Larry Ribstein presented a paper in a conference at Lewis & Clark Law School in October 1996. I was a young corporations professor, and he was already a big name in the field. We had recently tussled in an email forum on limited liability companies -- which Larry subsequently edited and published in The Business Lawyer -- and I was not sure what to expect of him in person. Those who knew Larry understand that he could be rather direct in defending his views (or, as Larry Solum observed, he "defended his vision of law with a tenacity and rigor that is rare, even among law professors"), and, truth be told, I was a bit afraid of him. Over the two days of the conference, however, I found myself increasingly drawn to him at meals and during the breaks. The second day of the conference involved a trip up the Columbia Gorge and then to the Timberline Lodge on Mt. Hood for dinner. Larry and I spent much of that day talking, cementing a friendship that I count as one of my most treasured in the academy.
Over the ensuing 15 years, Larry and I often presented at the same conferences, and we usually sat together to watch and discuss the presentations.

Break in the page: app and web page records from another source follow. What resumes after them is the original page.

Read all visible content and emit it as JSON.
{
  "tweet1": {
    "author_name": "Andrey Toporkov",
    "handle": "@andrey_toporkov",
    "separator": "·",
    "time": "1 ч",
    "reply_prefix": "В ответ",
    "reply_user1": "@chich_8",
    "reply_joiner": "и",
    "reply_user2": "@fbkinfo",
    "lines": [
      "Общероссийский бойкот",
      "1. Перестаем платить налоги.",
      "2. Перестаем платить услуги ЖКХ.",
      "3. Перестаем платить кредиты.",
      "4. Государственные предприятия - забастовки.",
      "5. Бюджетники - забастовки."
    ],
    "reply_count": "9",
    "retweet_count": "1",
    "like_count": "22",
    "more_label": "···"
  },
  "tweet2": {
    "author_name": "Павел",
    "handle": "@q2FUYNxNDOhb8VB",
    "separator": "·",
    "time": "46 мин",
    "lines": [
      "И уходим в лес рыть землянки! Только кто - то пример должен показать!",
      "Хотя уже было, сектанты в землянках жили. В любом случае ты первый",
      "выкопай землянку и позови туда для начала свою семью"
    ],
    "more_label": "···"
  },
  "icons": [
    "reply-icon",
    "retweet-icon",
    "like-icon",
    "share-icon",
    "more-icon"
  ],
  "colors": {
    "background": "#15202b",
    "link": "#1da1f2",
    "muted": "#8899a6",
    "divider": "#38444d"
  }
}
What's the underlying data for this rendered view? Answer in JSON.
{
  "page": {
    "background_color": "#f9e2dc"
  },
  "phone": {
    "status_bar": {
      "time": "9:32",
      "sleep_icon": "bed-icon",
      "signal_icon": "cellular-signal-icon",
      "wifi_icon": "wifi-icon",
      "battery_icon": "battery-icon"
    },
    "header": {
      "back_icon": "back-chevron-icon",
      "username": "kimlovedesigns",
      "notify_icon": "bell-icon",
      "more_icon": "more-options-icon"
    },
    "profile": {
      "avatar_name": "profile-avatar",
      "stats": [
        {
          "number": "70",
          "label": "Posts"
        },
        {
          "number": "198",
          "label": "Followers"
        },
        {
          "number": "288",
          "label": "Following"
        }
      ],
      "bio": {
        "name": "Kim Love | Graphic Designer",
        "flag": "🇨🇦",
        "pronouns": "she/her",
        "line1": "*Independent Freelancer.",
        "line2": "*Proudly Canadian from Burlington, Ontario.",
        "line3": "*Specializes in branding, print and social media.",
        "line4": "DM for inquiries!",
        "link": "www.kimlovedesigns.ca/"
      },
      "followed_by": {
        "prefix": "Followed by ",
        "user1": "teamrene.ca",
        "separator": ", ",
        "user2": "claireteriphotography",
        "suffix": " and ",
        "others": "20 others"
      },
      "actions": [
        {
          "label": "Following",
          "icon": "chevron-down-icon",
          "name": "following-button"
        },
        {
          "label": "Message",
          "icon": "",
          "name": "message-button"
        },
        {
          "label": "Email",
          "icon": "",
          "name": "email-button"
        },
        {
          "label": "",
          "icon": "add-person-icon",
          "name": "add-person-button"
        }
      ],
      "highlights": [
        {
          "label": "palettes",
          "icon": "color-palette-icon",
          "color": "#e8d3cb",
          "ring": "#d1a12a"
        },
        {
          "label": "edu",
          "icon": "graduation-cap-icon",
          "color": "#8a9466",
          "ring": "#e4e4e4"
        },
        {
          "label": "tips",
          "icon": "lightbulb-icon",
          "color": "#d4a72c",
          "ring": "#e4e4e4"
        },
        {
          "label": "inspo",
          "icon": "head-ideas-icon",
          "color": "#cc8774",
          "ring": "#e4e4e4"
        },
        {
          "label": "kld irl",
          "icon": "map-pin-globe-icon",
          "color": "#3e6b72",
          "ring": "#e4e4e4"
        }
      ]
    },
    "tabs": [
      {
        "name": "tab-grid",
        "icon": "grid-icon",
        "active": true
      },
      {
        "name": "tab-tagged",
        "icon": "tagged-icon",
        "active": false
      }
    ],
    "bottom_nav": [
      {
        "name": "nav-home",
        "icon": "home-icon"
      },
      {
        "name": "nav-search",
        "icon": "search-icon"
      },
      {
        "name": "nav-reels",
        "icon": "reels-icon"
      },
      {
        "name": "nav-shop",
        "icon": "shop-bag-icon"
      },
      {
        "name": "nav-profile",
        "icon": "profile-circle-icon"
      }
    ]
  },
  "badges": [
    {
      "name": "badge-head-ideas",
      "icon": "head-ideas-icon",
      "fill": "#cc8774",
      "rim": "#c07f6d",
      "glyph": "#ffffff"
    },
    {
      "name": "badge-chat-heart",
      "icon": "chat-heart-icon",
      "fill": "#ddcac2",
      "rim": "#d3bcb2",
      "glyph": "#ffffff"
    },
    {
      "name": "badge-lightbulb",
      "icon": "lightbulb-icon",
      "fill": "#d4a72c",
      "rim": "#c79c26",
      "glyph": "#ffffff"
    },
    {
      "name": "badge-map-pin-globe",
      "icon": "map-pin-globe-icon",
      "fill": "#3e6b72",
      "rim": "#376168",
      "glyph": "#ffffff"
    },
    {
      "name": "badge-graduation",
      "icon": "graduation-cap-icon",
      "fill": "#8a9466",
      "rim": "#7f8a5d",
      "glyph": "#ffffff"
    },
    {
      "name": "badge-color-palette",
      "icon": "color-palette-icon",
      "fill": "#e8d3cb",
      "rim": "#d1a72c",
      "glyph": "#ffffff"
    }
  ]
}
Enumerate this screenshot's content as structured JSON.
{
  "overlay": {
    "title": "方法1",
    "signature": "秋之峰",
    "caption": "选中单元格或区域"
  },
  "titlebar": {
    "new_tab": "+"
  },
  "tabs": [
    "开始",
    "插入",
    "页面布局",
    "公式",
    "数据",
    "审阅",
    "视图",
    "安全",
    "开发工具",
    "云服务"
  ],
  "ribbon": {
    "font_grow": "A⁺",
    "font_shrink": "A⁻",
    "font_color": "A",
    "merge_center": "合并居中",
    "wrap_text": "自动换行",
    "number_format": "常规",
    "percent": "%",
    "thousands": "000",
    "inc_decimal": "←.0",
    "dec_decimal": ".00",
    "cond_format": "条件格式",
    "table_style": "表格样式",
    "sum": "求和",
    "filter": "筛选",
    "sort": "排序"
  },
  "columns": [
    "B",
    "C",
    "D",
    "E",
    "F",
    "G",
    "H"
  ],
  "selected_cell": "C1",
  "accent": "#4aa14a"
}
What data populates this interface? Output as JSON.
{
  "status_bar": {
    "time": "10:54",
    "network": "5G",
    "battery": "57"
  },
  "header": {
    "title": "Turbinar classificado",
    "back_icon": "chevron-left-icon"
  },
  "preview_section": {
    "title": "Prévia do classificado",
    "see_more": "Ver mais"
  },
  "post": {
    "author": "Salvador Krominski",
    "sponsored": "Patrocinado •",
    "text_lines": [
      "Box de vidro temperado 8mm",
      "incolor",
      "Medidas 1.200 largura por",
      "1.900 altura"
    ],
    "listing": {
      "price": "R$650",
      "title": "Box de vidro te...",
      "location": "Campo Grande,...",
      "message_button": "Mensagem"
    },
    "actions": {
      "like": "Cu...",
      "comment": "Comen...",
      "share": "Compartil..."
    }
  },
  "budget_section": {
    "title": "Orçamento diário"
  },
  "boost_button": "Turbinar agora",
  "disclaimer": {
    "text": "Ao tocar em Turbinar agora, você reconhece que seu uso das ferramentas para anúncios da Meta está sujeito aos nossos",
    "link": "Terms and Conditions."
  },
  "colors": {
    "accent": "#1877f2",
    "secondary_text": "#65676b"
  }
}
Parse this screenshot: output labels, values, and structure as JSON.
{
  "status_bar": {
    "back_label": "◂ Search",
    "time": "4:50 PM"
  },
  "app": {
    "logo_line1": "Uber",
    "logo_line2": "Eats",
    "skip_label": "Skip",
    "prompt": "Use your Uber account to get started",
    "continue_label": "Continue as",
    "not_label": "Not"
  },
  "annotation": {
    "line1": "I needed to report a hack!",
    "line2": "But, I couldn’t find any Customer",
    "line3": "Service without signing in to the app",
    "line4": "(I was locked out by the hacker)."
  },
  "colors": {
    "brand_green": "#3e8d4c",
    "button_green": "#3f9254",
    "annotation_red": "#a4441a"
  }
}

We collaborated on various blogging adventures, and I was looking forward to seeing him next week at the AALS Annual Meeting. Isn't it amazing and wonderful that so many of us could feel this sense of intimate connection to him?
How is that possible?
As I have reflected about Larry's passing over the past day, I realize that he was my friend because we shared a love of ideas, and he was my mentor because he taught me the importance of getting those ideas right. A few years back, I presented a piece called "Unlimited Shareholder Power" at a symposium at Notre Dame. Larry was also on the program, and after my presentation, he immediately approached with with some comments. I knew that he would not be enamored with my proposals, which finally appeared in print this fall, but I am still struck by the generosity of his comments. He seemed quite taken with my idea that each corporation could become a "laboratory of corporate governance," and we played with that idea for some time.
This type of interaction was the norm with Larry Ribstein. He was all about developing great ideas. And I loved him for that.
TrackBack URL for this entry:
Links to weblogs that reference In Memory of My Friend and Mentor, Larry Ribstein: